* TASK GOAL:
Copy out each line in the material below that has the word "просп".

────

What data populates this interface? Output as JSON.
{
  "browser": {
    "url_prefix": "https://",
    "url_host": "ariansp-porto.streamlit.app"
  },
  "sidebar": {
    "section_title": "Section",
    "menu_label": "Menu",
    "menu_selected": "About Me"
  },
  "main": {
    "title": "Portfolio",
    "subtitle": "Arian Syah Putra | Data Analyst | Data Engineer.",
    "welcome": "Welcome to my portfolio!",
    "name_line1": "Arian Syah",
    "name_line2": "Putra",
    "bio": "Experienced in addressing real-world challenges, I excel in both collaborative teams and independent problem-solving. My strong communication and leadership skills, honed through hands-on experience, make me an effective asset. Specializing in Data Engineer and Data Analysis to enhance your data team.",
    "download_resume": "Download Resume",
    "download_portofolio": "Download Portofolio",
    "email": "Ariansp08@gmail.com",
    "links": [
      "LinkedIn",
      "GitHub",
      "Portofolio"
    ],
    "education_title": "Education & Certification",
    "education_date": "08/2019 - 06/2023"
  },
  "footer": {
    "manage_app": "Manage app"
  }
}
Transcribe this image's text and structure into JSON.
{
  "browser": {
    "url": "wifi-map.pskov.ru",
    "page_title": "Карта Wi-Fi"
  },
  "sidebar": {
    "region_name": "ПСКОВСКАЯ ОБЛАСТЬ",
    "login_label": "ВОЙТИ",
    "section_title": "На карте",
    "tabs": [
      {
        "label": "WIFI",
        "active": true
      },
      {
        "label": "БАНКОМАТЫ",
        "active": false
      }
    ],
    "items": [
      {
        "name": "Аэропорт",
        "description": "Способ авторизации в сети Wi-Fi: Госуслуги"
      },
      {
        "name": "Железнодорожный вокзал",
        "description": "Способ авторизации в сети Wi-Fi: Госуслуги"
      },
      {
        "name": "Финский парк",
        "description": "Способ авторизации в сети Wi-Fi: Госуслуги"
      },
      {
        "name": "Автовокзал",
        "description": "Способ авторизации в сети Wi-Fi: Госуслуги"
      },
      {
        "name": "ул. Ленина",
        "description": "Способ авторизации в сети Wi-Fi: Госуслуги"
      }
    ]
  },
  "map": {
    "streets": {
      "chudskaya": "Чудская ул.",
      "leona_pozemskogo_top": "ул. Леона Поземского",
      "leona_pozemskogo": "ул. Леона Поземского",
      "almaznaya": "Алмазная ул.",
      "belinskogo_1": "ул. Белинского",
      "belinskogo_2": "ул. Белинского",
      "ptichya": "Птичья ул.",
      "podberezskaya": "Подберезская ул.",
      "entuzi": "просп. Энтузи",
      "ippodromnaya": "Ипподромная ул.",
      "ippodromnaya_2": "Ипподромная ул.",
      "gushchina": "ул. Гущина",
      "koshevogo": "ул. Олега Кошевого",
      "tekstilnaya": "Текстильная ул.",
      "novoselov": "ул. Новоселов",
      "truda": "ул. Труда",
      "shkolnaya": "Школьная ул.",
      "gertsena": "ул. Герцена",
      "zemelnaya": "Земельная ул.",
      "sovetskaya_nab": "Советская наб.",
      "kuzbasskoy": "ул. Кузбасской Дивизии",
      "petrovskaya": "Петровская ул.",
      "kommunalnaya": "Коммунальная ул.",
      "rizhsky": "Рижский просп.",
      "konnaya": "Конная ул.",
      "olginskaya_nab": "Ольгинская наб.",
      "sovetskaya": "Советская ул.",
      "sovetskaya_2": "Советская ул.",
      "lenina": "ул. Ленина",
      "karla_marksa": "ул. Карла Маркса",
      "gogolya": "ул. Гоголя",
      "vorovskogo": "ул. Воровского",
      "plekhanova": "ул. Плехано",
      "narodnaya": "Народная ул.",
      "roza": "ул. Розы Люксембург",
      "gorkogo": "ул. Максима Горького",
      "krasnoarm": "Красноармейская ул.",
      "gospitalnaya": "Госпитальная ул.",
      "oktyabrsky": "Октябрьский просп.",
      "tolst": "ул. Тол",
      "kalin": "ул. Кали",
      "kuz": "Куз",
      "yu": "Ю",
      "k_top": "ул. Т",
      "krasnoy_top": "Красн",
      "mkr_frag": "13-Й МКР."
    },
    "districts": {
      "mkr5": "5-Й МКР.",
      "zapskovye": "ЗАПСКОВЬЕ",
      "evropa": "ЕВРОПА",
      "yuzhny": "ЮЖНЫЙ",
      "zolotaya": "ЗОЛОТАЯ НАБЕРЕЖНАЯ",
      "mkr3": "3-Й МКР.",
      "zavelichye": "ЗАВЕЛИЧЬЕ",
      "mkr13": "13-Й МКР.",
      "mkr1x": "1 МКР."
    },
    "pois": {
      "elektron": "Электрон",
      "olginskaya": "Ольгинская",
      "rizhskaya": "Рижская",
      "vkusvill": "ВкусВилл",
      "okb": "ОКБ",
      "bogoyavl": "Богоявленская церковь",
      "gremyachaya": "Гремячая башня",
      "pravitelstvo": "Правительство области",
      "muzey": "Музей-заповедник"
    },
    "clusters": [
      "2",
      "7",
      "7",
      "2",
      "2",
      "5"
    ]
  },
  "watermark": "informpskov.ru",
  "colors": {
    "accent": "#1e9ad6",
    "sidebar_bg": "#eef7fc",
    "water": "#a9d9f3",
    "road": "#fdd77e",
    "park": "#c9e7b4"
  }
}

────

* ANSWER TO THIS EXERCISE:
      "entuzi": "просп. Энтузи",
      "rizhsky": "Рижский просп.",
      "oktyabrsky": "Октябрьский просп.",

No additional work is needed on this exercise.